## [Your task]
Reproduce the data exactly as given, except for any images.

## [Available data]

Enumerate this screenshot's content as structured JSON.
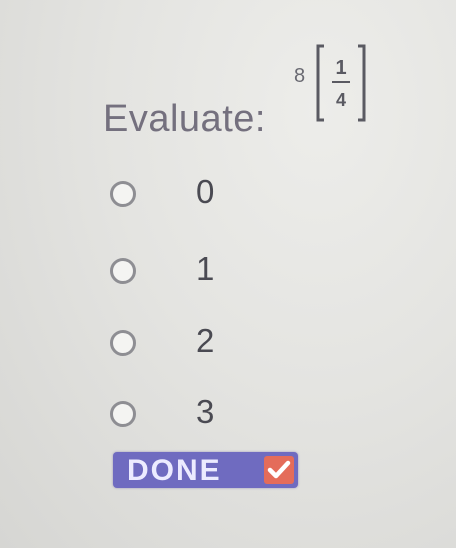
{
  "question": {
    "label": "Evaluate:",
    "expression": {
      "coefficient": "8",
      "numerator": "1",
      "denominator": "4"
    }
  },
  "options": [
    {
      "label": "0",
      "selected": false
    },
    {
      "label": "1",
      "selected": false
    },
    {
      "label": "2",
      "selected": false
    },
    {
      "label": "3",
      "selected": false
    }
  ],
  "done_button": {
    "label": "DONE",
    "icon": "checkmark-icon"
  },
  "colors": {
    "done_button": "#6f6bc0",
    "check_box": "#e46c5a",
    "text": "#74707e"
  }
}
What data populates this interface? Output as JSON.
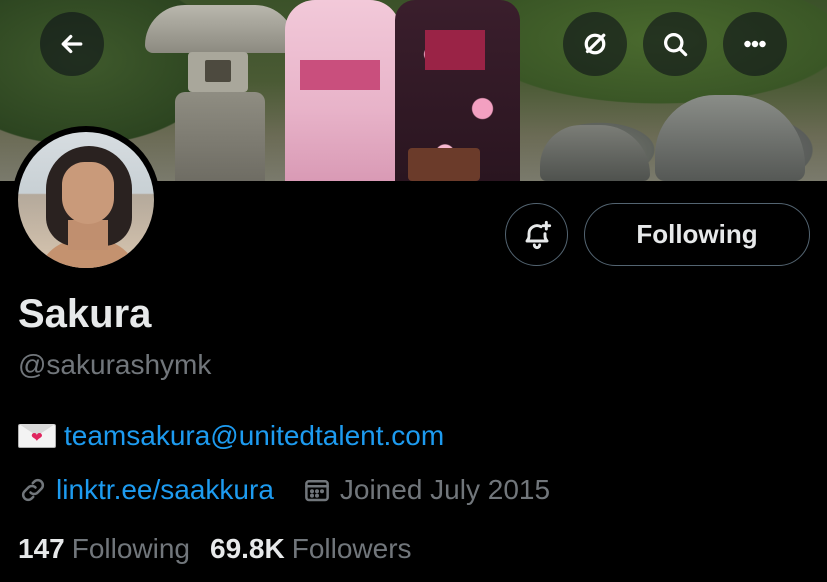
{
  "header": {
    "back_icon": "arrow-left-icon",
    "grok_icon": "grok-icon",
    "search_icon": "search-icon",
    "more_icon": "more-horizontal-icon"
  },
  "profile": {
    "display_name": "Sakura",
    "handle": "@sakurashymk",
    "bio_emoji": "love-letter-icon",
    "bio_link": "teamsakura@unitedtalent.com",
    "website": "linktr.ee/saakkura",
    "joined": "Joined July 2015"
  },
  "actions": {
    "notify_icon": "bell-plus-icon",
    "following_label": "Following"
  },
  "stats": {
    "following_count": "147",
    "following_label": "Following",
    "followers_count": "69.8K",
    "followers_label": "Followers"
  },
  "colors": {
    "background": "#000000",
    "primary_text": "#e7e9ea",
    "secondary_text": "#71767b",
    "link": "#1d9bf0",
    "border": "#536471"
  }
}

## [Solution]
Enumerate this screenshot's content as structured JSON.
{
  "question": {
    "label": "Evaluate:",
    "expression": {
      "coefficient": "8",
      "numerator": "1",
      "denominator": "4"
    }
  },
  "options": [
    {
      "label": "0",
      "selected": false
    },
    {
      "label": "1",
      "selected": false
    },
    {
      "label": "2",
      "selected": false
    },
    {
      "label": "3",
      "selected": false
    }
  ],
  "done_button": {
    "label": "DONE",
    "icon": "checkmark-icon"
  },
  "colors": {
    "done_button": "#6f6bc0",
    "check_box": "#e46c5a",
    "text": "#74707e"
  }
}
What data populates this interface? Output as JSON.
{
  "header": {
    "back_icon": "arrow-left-icon",
    "grok_icon": "grok-icon",
    "search_icon": "search-icon",
    "more_icon": "more-horizontal-icon"
  },
  "profile": {
    "display_name": "Sakura",
    "handle": "@sakurashymk",
    "bio_emoji": "love-letter-icon",
    "bio_link": "teamsakura@unitedtalent.com",
    "website": "linktr.ee/saakkura",
    "joined": "Joined July 2015"
  },
  "actions": {
    "notify_icon": "bell-plus-icon",
    "following_label": "Following"
  },
  "stats": {
    "following_count": "147",
    "following_label": "Following",
    "followers_count": "69.8K",
    "followers_label": "Followers"
  },
  "colors": {
    "background": "#000000",
    "primary_text": "#e7e9ea",
    "secondary_text": "#71767b",
    "link": "#1d9bf0",
    "border": "#536471"
  }
}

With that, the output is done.